acids1
Acids
  • Acid-an electrolyte that dissociates into a hydrogen ion (H+) and an ion.
  • Strong acid-dissociates completely into H+ and an ion.
  • Weak acid-does not dissociate completely.
bases
Bases
  • Base-has a bitter taste and is slippery like soap.
  • Bases usually contain the hydroxyl ion (OH-).
  • When an acid mixes with a base, the H+ of the acid combines with the OH- of the base to form water. This neutralizes the acid.
the ph scale
The pH Scale
  • pH-unit of measurement that indicates how many H+ are in a solution.
  • The pH Scale ranges from 0 to 14.
  • Midpoint of the scale is 7, this is the point where the number of hydrogen ions (H+) in pure water is equal to the number of hydroxyl ions (OH-).
the ph scale1
The pH Scale
  • A pH that measures less than 7 on the scale indicates that the solution has more hydrogen ions (H+) than hydroxyl ions(OH-). The solution is said to be acidic.
  • A solution that measures more than 7 indicates fewer hydrogen ions (H+) than hydroxyl ions (OH-) is said to be basic or alkaline.
the ph scale3
The pH Scale
  • The pH scale measures the degree of acidity (acid) or alkalinity (base).
  • Normal pH of blood is 7.35 to 7.45 and is slightly alkaline.
  • When pH falls below 7.35 the patient is said to be acidotic. When pH rises above 7.45, the patient is said to be alkalotic.
the ph scale4
The pH Scale
  • The body needs to remain in a normal alkaline state to function normally, during periods of illness the patient’s blood pH will be monitored.
  • Blood pH is regulated by three mechanisms:

(1) buffers

(2) lungs

(3) kidneys

the ph scale5
The pH Scale
  • Patient’s with ulcers often have excess stomach acid.
  • Stomach acid can be neutralized with a drug that contains a base.
  • These types of drugs counteract acids so they are called antacids.
energy
Energy
  • Energy-the ability of the body to perform work.

The body depends on a continuous supply of energy.
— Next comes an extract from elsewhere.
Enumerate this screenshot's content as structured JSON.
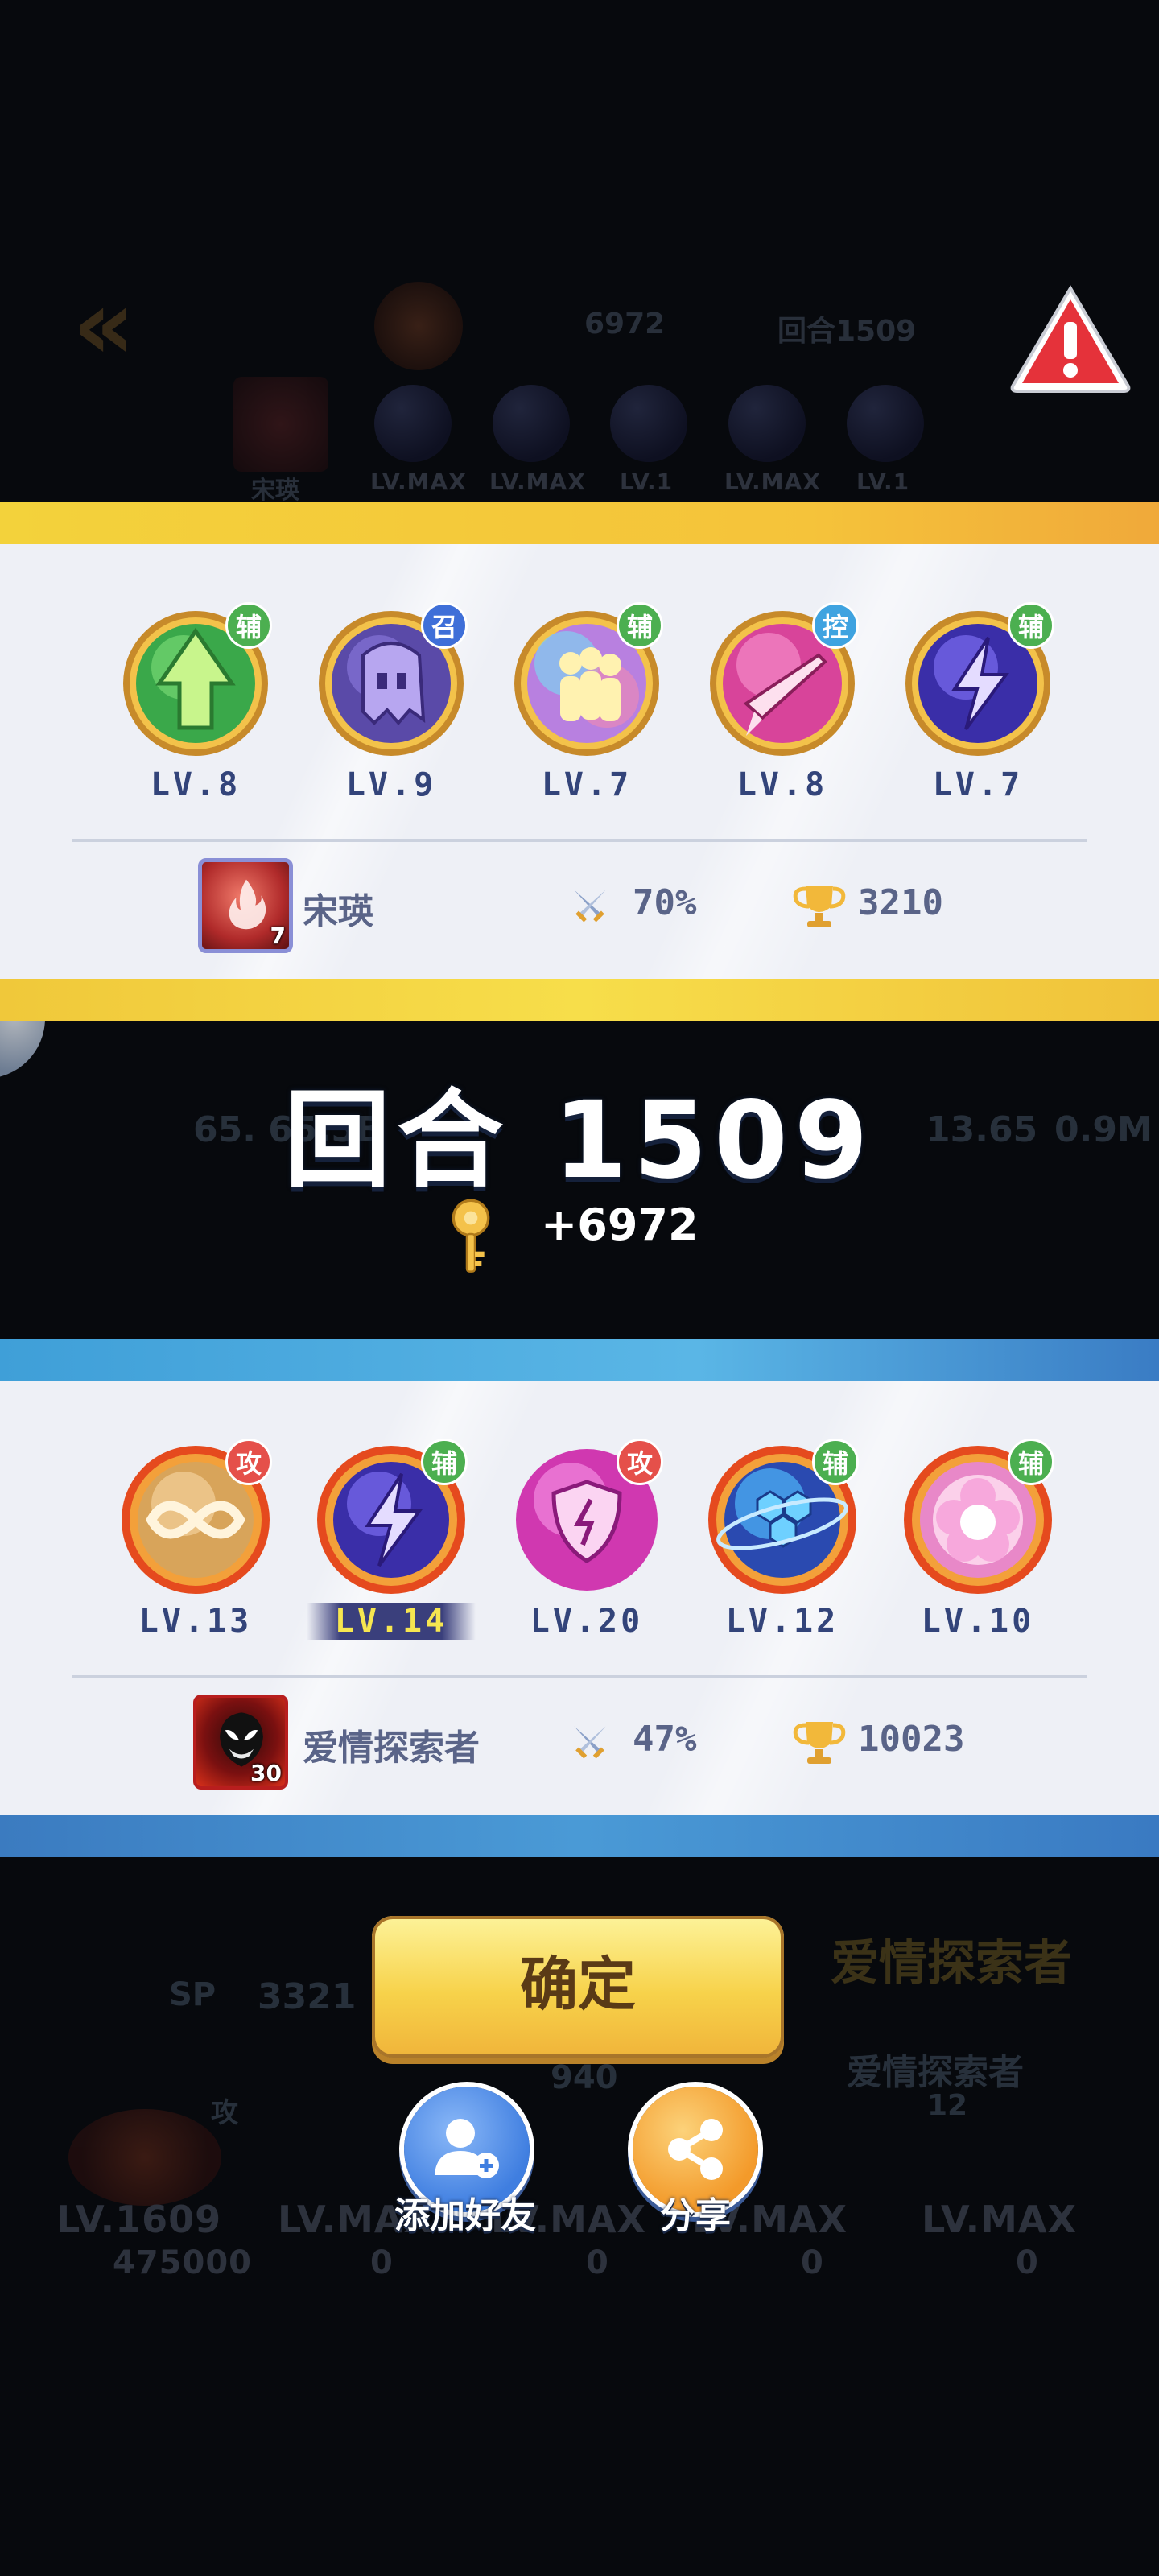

  • Mechanical energy-energy that causes movement. Ex. Running, walking, contractions of the heart.
  • Chemical energy-energy that is stored, gives us the fuel to do work.
energy1
Energy
  • Energy can be converted from one form to another.
  • Thermal energy-energy transferred because of a temperature difference, responsible for body temperature.
  • Radiant energy-energy that travels in waves, stimulates the eyes for vision.
slide45
ATP
  • Energy that is used to power the body comes from the food that we eat.
  • As food is broken down, energy is released.
  • The energy is not used directly by the cells of the body, must be transferred to a substance called adenosine triphosphate (ATP)
slide46
ATP
  • The energy released from the ATP is the energy that can be used directly by the cells to perform tasks.
  • ATP is a high energy chemical bond that is composed of three phosphate groups, a sugar and a base.
mixture
Mixture
  • Mixture-combination of two or more substances that can be separated by ordinary physical means.
  • When separated, the substances retain their original properties.
solutions
Solutions
  • Solutions-mixtures, the particles that are mixed together remain evenly distributed .
  • A solution has two parts: the solute, the substance that is present in the smaller amount and the solvent, the part of the solution that is present in greater amounts. The solvent is usually liquid.
solutions1
Solutions
  • Aqueous solution-when water is used as the solvent.
  • Tincture-when alcohol is used as the solvent.
  • A solution is always clear and the solute does not settle to the bottom .
suspensions
Suspensions
  • Suspensions-mixtures, particles are relatively large and tend to settle to the bottom unless the mixture is shaken continuously.
  • Ex. Sand and water .
  • Colloidal suspension-particles do not dissolve, very small and remain suspended within the liquid. Colloid is a gel-like substance that resembles egg whites.